Thomas de Clare married Julian, daughter and heir of Sir Maurice FitzMaurice, before 18 February 1274/5 [Cal. Documents Ireland, vol. 3, no 1142]. He was lord of Thomond in Connaught, and died 29 August 1287 (not February 1287/8). His wife Julian remarried, between 11 December 1291 and 16 February 1291/2, to Adam de Creting [Calendar of Patent Rolls, 1281-1292, pp. 463, 476; Calendar of Documents relating to Ireland, vol. 3, no 1142]. He was succeeded by his son Gilbert (not Thomas), and afterwards his son Richard. Richard's son Thomas was succeeded in April 1321 by his aunts (Richard's sisters), Margaret, the wife of Sir Bartholomew de Badlesmere, and Maud, the wife of Sir Robert de Welle [Cal. Inq. p.m., vol. 6, no 275]. Thomas de Clare's other son Richard, the clerk, was presumably illegitimate, as he did not succeed to the estates despite apparently surviving until at least 1331 [Cal. Papal Letters, vol. 2, p.326; see below].
The identification of Thomas de Clare, Lord of Thomond, as a younger son of Richard, Earl of Gloucester and Hertford [d. 1262], was removed in Complete Peerage, volume 14, in the articles on Badlesmere and Clare. Nevertheless, this identification is commonly assumed by historians and editors (and in several other volumes of the Complete Peerage; for example, the extent of lands referred to above is that of the lord of Thomond). This identification does appear to be justified by record evidence:
The date, February 1287/8, given above for Thomas de Clare's death [citing the Chronicle of Thomas Wykes, Annales Monastici, vol. 4, p. 314] must be an error. In Gilbert de Clare's proof of age in 1302, Thomond de Clare is said to have died 29 August 1287 [Cal. Inq. p.m., vol. 4, no 54]. This is confirmed by the fact that the extents of Thomas de Clare's Irish lands were taken in September and October 1287 [Cal. Inq. p.m., vol. 2, no 696].
The reference to Thomas de Clare leaving a son and heir Thomas is also an error. In the reference cited above [Cal. Patent Rolls, 1292-1301, p. 81], the son and heir is named as Gilbert, not Thomas.
Richard de Clare the clerk, son of Thomas de Clare, was said to be aged about 20 in 1306 [Cal. Papal Letters, vol. 2, p. 12]. In 1314, Thomas de Clare's other son Richard granted to him for life the manor of Plashes, in Standon, Hertfordshire [Victoria County History Hertforshire, vol. 3, p.355, citing Duchy of Lancaster Deeds, L1282]. Richard seems to have been still living in or shortly before 1331, when he was ordered to be removed from a canonry of Dublin and the prebend of Swords [Cal. Papal Letters, vol. 2, p. 326]. Despite this, Thomas de Clare's daughters had been returned as the heirs of their nephew Thomas de Clare in 1321 [Cal. Inq. p.m., vol. 6, no 275]. So Richard the clerk was presumably an illegitimate son (he could not have been a half-brother of Thomas's other son Richard, as there is no doubt that Thomas was married to Julian at the times of both their births).

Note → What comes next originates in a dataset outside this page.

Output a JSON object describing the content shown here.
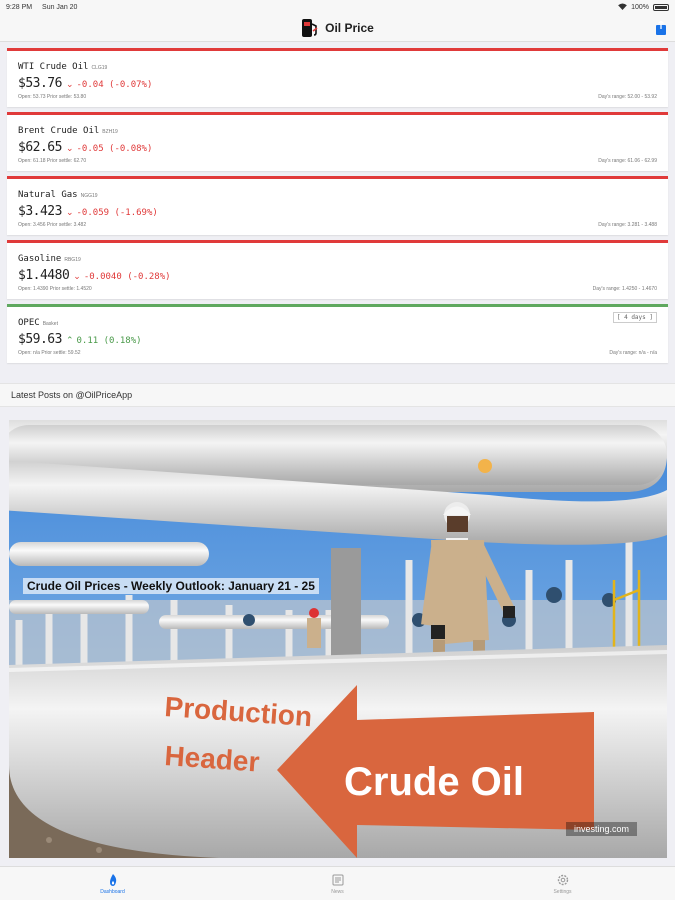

[The inconsistencies concerning the identity of Thomas de Clare, lord of Thomond, were raised by Dave Utzinger in November 2001. Douglas Richardson pointed out his identity with Earl Richard's son, based on the evidence of the Despenser-Badlesmere consanguinity and the descent of the manor of Plashes, in March 2002. Further contributions were made by John P. Ravilious, Adrian Channing and Cris Nash.]

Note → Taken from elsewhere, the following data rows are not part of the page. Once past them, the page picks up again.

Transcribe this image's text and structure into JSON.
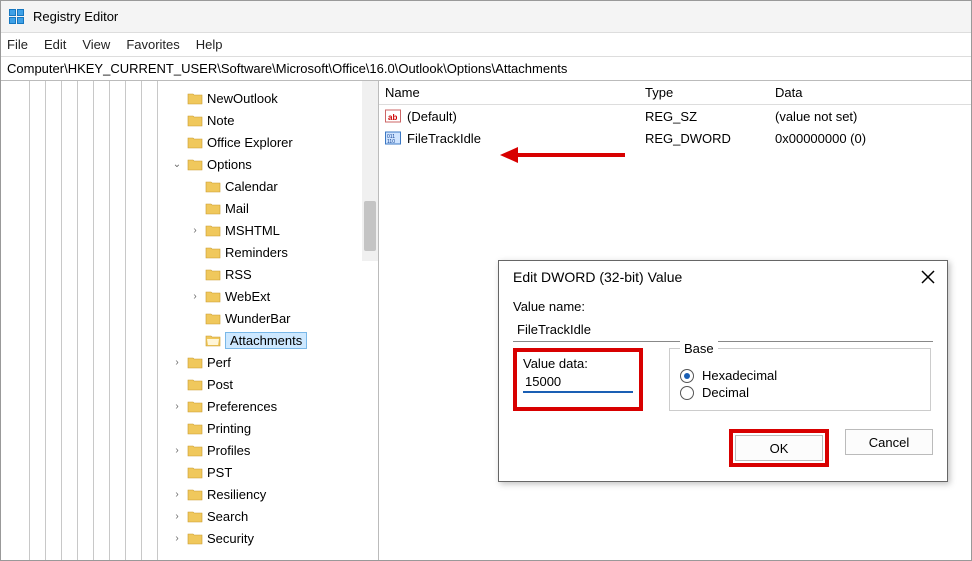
{
  "window": {
    "title": "Registry Editor"
  },
  "menu": {
    "file": "File",
    "edit": "Edit",
    "view": "View",
    "favorites": "Favorites",
    "help": "Help"
  },
  "address": "Computer\\HKEY_CURRENT_USER\\Software\\Microsoft\\Office\\16.0\\Outlook\\Options\\Attachments",
  "tree": {
    "n0": "NewOutlook",
    "n1": "Note",
    "n2": "Office Explorer",
    "n3": "Options",
    "s0": "Calendar",
    "s1": "Mail",
    "s2": "MSHTML",
    "s3": "Reminders",
    "s4": "RSS",
    "s5": "WebExt",
    "s6": "WunderBar",
    "s7": "Attachments",
    "n4": "Perf",
    "n5": "Post",
    "n6": "Preferences",
    "n7": "Printing",
    "n8": "Profiles",
    "n9": "PST",
    "n10": "Resiliency",
    "n11": "Search",
    "n12": "Security"
  },
  "list": {
    "headers": {
      "name": "Name",
      "type": "Type",
      "data": "Data"
    },
    "r0": {
      "name": "(Default)",
      "type": "REG_SZ",
      "data": "(value not set)"
    },
    "r1": {
      "name": "FileTrackIdle",
      "type": "REG_DWORD",
      "data": "0x00000000 (0)"
    }
  },
  "dialog": {
    "title": "Edit DWORD (32-bit) Value",
    "value_name_label": "Value name:",
    "value_name": "FileTrackIdle",
    "value_data_label": "Value data:",
    "value_data": "15000",
    "base_label": "Base",
    "hex_label": "Hexadecimal",
    "dec_label": "Decimal",
    "ok": "OK",
    "cancel": "Cancel"
  }
}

Volume 5, page 729:
The coheirs of Thomas, Duke of Gloucester, were his three surviving daughters: (1) Anne, then wife of her 2nd husband, Edmund, Earl of Stafford ...
Anne was baptised at Pleshey, Essex, shortly before 6 May 1383, when her uncle John of Gaunt ordered several payments to be made in connection with her baptism [Camden 3rd ser., vol.57, pp.258-260 (1937)].
[Information from Douglas Richardson.]